Left Gastric Artery

Author: Dr Peter de Souza
Last modified: 13 December 2020

Left Gastric Artery

The structure indicated is the left gastric artery.

The left gastric artery is one of three branches of the celiac trunk. The celiac trunk is the first anterior branch that arises from the abdominal aorta. The abdominal aorta consists of anterior, posterior, and lateral branches. There are three anterior branches which supply the foregut, midgut and hindgut structures these are as follows:

  1. Celiac trunk – supplies foregut
  2. Superior mesenteric artery – supplies midgut
  3. Inferior mesenteric artery – supplies hindgut

The celiac trunk arises from the abdominal aorta at the level of the upper part of the first lumbar vertebra. It gives rises to three branches:

  1. Common hepatic artery
  2. Left gastric artery
  3. Splenic artery

The left gastric artery is the smallest branch of the celiac trunk (the splenic artery is the largest. The left gastric artery first ascends upwards, giving off oesophageal branches which supply the lower oesophagus – branches from the thoracic aorta may descend to anastomse with these branches. The Left gastric artery then curves along the superior border of the lesser curvature of the stomach to anastomose with the right gastric artery.
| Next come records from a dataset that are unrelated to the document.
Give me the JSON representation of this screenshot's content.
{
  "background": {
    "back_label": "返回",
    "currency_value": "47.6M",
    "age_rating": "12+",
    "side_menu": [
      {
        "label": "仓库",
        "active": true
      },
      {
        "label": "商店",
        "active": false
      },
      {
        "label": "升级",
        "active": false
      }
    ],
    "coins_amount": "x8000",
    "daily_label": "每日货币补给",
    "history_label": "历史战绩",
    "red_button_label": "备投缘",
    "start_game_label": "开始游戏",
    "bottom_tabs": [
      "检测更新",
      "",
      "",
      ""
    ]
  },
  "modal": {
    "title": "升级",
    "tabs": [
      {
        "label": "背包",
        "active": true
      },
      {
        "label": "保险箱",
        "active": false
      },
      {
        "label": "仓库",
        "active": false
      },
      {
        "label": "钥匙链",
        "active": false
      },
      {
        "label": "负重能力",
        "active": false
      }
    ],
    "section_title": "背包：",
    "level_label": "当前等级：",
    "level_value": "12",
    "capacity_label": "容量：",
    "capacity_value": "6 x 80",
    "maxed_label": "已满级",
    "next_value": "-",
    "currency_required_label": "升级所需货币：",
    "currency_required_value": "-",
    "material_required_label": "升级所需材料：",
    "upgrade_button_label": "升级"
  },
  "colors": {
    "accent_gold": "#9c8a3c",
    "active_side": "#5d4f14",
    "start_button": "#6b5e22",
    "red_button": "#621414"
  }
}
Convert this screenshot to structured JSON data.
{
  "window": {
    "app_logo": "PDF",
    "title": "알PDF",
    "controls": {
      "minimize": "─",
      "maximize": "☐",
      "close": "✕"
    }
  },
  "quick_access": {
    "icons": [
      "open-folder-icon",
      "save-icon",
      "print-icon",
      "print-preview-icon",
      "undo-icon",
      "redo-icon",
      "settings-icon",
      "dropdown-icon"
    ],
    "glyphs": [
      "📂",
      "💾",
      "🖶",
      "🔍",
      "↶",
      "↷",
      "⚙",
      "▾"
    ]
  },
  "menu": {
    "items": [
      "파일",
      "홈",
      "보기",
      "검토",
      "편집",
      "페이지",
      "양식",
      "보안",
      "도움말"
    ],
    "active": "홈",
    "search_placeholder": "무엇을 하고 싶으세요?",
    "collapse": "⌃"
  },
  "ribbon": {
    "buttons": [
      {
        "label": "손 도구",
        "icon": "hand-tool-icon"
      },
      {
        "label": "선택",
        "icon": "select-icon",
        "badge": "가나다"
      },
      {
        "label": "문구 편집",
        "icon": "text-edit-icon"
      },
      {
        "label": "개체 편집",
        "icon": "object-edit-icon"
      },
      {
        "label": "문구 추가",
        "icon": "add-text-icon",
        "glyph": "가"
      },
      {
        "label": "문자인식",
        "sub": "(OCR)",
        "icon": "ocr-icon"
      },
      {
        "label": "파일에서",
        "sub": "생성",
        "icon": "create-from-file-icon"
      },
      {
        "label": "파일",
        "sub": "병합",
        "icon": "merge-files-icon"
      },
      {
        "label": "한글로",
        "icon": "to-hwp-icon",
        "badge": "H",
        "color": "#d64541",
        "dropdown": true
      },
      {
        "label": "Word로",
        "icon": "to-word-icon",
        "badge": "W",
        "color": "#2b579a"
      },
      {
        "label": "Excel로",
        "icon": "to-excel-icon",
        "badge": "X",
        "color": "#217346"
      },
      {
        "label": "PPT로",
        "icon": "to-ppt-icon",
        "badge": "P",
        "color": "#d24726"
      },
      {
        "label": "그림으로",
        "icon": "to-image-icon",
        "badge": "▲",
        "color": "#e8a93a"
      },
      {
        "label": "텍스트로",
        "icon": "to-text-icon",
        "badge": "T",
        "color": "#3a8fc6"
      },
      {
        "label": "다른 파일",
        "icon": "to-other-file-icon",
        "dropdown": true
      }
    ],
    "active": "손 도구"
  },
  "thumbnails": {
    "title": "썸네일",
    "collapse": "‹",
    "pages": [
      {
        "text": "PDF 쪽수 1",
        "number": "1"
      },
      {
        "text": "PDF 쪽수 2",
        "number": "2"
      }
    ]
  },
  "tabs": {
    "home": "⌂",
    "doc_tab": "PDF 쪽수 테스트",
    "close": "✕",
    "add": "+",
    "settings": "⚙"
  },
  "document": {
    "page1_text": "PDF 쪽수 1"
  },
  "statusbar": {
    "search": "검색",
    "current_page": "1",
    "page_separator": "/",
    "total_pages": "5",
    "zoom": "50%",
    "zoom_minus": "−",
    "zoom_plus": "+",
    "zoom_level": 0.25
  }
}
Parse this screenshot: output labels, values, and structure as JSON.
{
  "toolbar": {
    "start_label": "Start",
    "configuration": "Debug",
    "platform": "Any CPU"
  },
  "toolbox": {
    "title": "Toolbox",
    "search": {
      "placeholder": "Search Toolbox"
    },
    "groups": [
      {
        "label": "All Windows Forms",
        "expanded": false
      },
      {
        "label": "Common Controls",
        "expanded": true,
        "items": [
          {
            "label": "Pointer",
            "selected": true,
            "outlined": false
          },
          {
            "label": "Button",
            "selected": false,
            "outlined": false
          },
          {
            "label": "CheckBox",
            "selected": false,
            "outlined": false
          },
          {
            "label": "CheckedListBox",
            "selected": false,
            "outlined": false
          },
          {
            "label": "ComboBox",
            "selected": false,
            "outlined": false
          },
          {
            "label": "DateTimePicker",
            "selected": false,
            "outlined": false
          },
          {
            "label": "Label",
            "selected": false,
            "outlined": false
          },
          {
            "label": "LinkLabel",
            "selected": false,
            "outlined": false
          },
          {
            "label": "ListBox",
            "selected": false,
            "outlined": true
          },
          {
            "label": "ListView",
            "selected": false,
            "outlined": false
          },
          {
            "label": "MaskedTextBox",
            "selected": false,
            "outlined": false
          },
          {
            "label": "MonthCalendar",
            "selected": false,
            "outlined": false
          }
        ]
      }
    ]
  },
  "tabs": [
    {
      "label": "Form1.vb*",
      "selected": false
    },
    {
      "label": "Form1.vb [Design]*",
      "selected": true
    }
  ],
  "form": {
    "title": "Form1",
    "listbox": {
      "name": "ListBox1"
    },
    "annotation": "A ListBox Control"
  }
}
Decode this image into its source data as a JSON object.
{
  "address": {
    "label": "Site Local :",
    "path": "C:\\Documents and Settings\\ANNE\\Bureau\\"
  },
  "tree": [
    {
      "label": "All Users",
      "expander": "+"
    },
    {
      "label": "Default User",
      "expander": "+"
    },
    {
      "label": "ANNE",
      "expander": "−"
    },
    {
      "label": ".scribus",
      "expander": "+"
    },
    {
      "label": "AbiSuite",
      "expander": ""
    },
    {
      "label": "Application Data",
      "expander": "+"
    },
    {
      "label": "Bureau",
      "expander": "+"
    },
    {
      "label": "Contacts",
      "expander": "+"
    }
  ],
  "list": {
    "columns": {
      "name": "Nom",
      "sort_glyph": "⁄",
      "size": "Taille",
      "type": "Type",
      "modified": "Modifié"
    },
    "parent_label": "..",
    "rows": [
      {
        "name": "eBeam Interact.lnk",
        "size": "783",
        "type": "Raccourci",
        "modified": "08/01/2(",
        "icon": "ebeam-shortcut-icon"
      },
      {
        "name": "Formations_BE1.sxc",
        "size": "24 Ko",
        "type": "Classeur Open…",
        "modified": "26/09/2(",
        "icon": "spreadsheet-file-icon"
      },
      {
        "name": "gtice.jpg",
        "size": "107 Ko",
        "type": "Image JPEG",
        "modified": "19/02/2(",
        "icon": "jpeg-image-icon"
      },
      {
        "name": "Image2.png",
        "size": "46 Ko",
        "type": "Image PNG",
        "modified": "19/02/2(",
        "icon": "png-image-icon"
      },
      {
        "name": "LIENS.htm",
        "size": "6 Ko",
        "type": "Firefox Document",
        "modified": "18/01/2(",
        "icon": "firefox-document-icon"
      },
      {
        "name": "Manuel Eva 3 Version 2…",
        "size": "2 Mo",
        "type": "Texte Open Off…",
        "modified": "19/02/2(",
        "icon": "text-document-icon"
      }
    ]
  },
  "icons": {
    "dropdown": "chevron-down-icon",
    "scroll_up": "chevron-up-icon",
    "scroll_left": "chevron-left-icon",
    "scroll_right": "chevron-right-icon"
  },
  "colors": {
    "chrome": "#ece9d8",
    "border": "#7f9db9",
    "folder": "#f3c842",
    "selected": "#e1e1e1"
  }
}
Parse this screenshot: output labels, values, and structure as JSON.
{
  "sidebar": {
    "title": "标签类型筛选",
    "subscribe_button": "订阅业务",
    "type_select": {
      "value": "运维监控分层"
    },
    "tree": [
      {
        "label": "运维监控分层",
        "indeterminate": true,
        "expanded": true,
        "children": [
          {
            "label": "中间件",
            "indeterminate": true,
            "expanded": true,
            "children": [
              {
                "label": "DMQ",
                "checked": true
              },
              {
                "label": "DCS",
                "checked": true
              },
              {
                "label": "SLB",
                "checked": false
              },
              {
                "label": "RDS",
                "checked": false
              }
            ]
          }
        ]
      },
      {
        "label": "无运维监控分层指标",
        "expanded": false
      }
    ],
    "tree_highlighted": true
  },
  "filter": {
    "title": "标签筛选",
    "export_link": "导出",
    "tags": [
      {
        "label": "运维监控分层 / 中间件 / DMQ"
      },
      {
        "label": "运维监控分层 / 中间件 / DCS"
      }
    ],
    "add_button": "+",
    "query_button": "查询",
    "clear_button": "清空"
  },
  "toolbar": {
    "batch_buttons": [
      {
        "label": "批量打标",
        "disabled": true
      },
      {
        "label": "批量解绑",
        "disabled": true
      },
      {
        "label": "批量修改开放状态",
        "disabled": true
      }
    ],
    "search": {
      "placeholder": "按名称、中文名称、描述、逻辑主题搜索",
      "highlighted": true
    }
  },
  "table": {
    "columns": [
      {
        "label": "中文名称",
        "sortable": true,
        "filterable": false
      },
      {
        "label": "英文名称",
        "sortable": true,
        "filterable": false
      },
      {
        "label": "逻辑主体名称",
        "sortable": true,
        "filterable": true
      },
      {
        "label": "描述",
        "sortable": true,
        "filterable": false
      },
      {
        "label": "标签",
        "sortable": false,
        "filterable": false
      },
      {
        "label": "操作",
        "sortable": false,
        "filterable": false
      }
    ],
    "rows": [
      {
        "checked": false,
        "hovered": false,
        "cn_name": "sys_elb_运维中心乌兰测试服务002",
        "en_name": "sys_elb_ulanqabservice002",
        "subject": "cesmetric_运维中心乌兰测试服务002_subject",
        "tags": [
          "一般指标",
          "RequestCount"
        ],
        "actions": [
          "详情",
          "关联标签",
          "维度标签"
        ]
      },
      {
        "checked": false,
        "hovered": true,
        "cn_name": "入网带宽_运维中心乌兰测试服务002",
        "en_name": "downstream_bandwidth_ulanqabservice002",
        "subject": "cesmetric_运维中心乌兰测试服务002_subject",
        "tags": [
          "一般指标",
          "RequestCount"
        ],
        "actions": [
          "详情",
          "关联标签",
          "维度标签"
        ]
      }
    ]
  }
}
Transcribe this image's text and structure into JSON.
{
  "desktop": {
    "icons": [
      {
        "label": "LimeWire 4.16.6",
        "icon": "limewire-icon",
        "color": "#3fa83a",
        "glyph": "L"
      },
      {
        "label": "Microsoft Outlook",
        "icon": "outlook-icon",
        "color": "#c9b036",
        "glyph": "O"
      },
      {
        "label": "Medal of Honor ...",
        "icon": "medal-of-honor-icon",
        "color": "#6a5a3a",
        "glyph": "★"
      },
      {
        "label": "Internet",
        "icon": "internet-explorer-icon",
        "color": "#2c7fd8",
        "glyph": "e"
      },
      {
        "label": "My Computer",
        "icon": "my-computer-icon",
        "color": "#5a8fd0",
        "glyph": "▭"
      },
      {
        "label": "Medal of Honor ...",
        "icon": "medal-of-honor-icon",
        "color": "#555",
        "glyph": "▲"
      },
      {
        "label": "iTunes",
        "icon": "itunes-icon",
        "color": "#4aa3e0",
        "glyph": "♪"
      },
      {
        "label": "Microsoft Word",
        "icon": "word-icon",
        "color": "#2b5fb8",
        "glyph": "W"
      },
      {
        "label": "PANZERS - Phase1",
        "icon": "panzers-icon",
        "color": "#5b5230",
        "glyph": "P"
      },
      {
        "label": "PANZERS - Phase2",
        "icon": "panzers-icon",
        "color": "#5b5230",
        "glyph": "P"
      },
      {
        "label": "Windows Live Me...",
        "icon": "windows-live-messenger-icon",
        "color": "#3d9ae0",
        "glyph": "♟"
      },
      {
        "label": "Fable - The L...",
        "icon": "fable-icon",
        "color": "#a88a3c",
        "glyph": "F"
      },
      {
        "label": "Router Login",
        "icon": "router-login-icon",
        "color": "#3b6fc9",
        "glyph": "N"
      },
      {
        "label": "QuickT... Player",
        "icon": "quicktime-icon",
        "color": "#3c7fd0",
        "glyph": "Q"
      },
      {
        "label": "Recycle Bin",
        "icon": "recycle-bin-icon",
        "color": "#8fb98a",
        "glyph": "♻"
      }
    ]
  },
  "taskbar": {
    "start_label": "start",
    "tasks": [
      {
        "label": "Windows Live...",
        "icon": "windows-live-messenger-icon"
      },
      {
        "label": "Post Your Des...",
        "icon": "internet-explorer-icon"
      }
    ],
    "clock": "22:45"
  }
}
The right gastric artery arises most commonly from the proper hepatic artery, which is a branch of the common hepatic artery (the right gastric artery may also arise more proximally, from the common hepatic artery itself).

Learn more about the anatomy of the celiac trunk in this tutorial